Today we need to talk about something that has nothing to do with strategy or blogging tips and everything to do with keeping you feeling motivated and productive and energized to grow your blog.
You probably already know that being active and visible online is an important part of building an audience and expanding your reach. It allows your people to get to know you better and it makes it easier for you to learn from them too, which leads to better content, products, and services.
But being active and social and going live on a daily basis requires a MASSIVE amount of energy.
And if you’re introverted like me, it can make some workdays feel extra stressful.
As much as staying visible and going live has helped grow my blog and business, it’s been a challenge to learn how to distribute my energy so I don’t crash mid-day when I need to be working.
Being an introvert can involve a lot of different things, but one of the most important issues for me is that I gain energy from being alone and expend energy anytime I need to be “on,” whether that’s hanging out in my Facebook groups, going live, creating video and Instagram stories, or just responding to comments and questions.
Some of these tasks take a little energy and some of them, like hosting a two-hour-long webinar, have the potential to knock me out for the rest of the day. So today I’m sharing what I’ve learned about scheduling my days to be live and engaged as often as possible without feeling completely worn out by the end of the week.
Note which activities take the most energy
As much as I love running webinars and getting to provide feedback and help, after such an intense live session I can generally be found crashed out on the couch, eating tacos like a zombie, barely able to focus on a TV show. Sometimes I can recover enough to work after a few hours, and sometimes I’m 100 percent done for the day.
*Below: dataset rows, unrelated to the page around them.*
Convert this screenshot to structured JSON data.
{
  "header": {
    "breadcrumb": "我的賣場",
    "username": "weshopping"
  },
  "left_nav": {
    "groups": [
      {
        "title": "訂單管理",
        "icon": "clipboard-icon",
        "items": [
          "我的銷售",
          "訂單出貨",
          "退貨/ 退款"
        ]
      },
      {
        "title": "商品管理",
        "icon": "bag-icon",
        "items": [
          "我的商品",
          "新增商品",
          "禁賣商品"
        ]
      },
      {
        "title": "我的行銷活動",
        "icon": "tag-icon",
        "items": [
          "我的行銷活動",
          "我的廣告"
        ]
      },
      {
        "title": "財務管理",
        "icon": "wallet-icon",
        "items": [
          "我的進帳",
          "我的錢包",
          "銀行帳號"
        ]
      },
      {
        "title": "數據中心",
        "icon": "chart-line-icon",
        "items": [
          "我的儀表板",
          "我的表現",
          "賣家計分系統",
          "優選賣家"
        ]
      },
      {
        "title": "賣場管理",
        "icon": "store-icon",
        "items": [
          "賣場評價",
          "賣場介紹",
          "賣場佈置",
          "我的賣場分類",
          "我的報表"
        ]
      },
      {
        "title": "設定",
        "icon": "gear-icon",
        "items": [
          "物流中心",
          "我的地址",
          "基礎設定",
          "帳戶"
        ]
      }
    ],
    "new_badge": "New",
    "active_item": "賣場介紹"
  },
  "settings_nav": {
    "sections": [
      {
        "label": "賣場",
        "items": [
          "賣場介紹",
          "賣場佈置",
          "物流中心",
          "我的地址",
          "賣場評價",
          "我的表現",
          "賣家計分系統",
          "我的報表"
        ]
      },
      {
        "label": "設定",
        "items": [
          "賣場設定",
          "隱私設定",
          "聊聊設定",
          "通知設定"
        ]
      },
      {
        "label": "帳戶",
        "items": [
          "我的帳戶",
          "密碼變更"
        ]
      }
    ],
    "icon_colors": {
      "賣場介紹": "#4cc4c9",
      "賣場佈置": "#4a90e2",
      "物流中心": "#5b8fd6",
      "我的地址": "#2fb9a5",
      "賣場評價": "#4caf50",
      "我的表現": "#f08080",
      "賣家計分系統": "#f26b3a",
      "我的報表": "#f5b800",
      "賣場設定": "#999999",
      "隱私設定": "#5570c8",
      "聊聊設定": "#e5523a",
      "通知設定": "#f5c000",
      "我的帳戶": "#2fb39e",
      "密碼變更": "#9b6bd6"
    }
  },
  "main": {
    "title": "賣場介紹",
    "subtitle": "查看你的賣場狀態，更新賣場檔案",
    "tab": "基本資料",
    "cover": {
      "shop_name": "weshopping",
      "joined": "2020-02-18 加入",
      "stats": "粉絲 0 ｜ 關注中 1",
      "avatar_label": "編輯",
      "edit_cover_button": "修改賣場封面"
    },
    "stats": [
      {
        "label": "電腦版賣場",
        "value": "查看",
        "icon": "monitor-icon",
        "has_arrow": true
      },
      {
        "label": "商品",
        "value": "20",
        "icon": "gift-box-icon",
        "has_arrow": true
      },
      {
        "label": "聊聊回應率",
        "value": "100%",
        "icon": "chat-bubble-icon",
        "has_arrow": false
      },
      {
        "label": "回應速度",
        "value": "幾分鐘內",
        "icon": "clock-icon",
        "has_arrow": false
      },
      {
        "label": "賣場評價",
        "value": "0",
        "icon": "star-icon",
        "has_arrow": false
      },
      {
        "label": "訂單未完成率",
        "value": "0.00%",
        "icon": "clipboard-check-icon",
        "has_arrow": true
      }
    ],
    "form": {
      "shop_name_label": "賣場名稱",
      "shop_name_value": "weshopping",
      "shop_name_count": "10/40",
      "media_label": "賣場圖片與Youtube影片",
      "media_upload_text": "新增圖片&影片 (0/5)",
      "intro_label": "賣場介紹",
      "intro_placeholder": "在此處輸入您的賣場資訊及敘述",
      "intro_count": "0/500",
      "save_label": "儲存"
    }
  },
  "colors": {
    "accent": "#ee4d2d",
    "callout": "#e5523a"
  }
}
Facebook Live, on the other hand, requires a slightly less dramatic recovery period. Taking an hour for lunch or any activity that doesn’t involve my computer or phone generally recharges me enough to get back to my to-do list and finish out my workday.
Plan time to be “on”
One of the ways I end up spending a lot of energy without realizing is by responding to emails, checking into Facebook groups, or answering questions on Instagram randomly throughout the day. This creates a near-constant energy leak and leaves me feeling spent without even realizing what I’m doing.
When I’m on top of my personal energy conservation I spend a few minutes in the morning and a few minutes in the evening answering questions and providing feedback in my Facebook groups. (If I check Facebook to see what my friends and family are up to, I do not check my Facebook groups until it’s time to check off that task.)
I go through email only ONCE each day, and I keep notifications on my phone OFF (something I did about 4 years ago when I went on vacation and loved it so much I never turned them back on).
Having distinct times when I’m “on” and interacting with other people and times when all my tabs are closed and I’m working on writing or design (like right now) helps me to be purposeful in where I use my energy.
Work on one thing at a time
I often find my mind wandering to small tasks while I’m in the middle of writing a blog post or going through email. But instead of getting sidetracked, I tell myself something like, “I’m not working on that right now” or “This does not need to get done right now” and go back to what I was working on. Even when I’m done working and watching TV at night, I avoid the tendency to have my phone in-hand, scrolling aimlessly.
Sticking to one task at a time not only helps to keep from feeling flustered and expending energy unnecessarily, but it also keeps me on track and finishing projects on time (or enjoying whatever show I’m watching).
Be mindful of how often you procrastinate with social media
If you tend to pick up your phone or scroll through social media when you should be focused on something else, you could be losing energy without realizing it.
Even if you’re laying on the couch, lazily scrolling through Instagram, it still has the potential for sucking up too much energy. I follow a lot of brilliant entrepreneurs so there is always something to read or watch and always questions and comments to respond to from my lovely readers. Some days my phone finds its way into my hand over and over before I even know what I’m doing and I get sucked into what everyone else is talking about and working on instead of my own stuff.
Again I try to remind myself of the task at hand and allow myself a few minutes to browse social media when I’m finished. (Instagram, I’m coming for you when this post is done!)
Add time for computer/people-free activities
You know when you REALLY need to use your phone but it’s down to 10% battery and you have to plug it in no matter what – your body functions like this too. Even on my most busy days it’s important for me to step away from work and find a moment to recharge. If I let myself run down to 10 or 20 percent, the work is not going to get finished or it’s not going to be as good as it could have been if I was more energized.
Planning my days so they include 10 or 20 minutes away from work is helpful in getting through my most “on” times.
For me this looks like taking the dog for a meandering walk, meditating for 10 minutes using HeadSpace, closing my computer and reading for an hour, making dinner (Blue Apron always gives me a delicious incentive to take time to cook), leaving the house to meet friends for lunch, and actively stopping work at a reasonable time.
As an introvert you can only get so far with a packed schedule and a penchant for multitasking. For those of us with a need to be mindful of our energy, staying focused and purposeful with the times we’re active online and leaving space in our days to take a solo break can be a literal lifesaver.